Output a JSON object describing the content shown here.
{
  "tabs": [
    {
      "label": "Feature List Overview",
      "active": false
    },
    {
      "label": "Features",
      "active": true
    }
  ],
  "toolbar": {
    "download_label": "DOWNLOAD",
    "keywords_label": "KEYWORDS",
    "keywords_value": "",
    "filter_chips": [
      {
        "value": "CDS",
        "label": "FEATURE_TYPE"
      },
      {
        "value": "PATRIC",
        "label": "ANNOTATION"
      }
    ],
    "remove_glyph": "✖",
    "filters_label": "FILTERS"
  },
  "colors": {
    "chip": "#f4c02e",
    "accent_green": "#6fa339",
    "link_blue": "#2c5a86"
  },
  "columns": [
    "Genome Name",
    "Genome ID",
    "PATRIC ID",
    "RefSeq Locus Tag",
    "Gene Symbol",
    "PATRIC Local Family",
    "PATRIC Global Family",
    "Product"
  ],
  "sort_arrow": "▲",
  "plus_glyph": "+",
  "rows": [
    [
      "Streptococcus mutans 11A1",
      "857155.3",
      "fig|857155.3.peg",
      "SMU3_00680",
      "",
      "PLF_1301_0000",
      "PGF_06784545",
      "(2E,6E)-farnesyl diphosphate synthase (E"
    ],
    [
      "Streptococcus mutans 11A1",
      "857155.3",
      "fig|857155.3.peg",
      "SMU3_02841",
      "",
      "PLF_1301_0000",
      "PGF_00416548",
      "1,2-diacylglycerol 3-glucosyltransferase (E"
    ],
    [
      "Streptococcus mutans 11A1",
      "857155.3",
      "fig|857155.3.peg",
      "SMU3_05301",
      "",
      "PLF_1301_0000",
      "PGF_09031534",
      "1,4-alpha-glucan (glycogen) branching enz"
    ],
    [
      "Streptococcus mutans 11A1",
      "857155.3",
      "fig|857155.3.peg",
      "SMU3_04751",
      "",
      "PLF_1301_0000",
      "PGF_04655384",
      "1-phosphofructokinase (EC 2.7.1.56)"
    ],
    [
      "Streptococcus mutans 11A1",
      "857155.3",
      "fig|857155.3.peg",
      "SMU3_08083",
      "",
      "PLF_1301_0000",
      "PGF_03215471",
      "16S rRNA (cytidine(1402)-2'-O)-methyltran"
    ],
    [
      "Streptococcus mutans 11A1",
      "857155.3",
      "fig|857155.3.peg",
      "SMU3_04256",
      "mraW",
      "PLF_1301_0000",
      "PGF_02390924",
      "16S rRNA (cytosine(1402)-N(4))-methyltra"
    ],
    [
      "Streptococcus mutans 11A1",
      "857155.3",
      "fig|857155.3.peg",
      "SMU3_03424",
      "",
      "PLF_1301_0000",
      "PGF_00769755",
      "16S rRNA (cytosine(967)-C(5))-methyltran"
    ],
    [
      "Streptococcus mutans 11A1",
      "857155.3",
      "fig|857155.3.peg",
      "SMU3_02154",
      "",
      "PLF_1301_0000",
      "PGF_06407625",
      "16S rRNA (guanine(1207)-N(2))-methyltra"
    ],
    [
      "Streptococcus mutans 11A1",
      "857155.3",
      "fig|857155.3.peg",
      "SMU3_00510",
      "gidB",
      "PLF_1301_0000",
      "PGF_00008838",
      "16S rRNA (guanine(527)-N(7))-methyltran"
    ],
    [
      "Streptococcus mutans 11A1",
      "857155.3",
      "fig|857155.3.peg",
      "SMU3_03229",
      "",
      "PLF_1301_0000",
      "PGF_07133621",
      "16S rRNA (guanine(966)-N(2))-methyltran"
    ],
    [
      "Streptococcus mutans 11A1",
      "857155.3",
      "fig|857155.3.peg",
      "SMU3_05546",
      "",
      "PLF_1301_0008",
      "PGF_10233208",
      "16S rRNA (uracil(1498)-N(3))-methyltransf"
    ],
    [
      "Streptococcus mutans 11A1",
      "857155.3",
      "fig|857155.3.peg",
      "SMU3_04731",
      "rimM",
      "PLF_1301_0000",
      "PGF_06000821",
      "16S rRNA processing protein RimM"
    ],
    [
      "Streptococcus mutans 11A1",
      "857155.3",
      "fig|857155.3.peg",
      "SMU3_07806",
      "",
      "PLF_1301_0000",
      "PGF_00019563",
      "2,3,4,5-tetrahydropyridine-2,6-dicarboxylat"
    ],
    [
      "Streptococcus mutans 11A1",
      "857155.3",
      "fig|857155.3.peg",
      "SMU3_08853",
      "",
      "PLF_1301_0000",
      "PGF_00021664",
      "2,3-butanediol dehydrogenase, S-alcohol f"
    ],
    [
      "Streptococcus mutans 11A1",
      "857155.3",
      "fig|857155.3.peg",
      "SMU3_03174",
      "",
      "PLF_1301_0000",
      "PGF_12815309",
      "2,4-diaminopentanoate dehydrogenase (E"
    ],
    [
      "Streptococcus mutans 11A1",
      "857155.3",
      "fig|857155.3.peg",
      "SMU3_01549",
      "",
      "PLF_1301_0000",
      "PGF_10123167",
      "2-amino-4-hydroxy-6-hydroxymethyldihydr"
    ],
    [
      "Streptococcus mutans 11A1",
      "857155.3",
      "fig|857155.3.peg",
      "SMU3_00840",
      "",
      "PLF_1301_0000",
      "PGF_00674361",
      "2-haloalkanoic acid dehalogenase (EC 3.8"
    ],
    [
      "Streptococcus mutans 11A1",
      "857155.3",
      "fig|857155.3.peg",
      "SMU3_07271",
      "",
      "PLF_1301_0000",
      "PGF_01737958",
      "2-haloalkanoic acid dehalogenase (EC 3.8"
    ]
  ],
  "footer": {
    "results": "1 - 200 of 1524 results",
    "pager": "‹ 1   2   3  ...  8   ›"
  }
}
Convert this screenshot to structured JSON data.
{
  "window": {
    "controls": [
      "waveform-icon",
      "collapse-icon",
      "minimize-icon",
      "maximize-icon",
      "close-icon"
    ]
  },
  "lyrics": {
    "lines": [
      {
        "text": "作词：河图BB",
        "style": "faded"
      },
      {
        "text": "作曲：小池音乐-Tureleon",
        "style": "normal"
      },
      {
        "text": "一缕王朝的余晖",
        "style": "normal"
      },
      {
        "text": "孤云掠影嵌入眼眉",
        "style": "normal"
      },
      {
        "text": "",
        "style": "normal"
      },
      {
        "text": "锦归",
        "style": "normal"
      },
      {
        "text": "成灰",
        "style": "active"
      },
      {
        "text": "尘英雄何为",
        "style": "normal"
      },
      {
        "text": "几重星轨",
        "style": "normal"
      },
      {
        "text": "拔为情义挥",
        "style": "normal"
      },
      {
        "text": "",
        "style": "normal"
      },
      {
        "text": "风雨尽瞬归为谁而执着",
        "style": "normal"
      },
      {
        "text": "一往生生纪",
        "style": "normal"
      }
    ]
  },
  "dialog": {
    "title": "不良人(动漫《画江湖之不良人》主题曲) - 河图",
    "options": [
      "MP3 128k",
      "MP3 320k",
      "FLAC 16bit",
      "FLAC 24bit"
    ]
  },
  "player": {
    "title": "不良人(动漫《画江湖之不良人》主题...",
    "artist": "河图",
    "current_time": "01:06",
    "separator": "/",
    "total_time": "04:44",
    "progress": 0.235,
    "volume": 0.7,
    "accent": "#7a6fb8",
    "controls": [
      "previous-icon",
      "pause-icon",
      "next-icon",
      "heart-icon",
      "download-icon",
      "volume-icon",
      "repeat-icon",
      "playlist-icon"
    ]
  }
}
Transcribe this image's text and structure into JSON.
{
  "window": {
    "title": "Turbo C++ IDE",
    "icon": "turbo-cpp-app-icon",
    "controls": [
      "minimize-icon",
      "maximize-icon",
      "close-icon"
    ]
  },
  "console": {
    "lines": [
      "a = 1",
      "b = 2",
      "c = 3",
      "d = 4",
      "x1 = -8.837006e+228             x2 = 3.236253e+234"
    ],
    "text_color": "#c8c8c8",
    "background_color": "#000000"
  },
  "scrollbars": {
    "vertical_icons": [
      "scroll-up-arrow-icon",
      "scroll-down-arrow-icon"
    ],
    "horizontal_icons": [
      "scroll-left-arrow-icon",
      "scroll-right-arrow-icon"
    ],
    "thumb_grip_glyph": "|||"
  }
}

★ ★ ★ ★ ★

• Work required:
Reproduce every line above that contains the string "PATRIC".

• Result of the exercise:
        "value": "PATRIC",
    "PATRIC ID",
    "PATRIC Local Family",
    "PATRIC Global Family",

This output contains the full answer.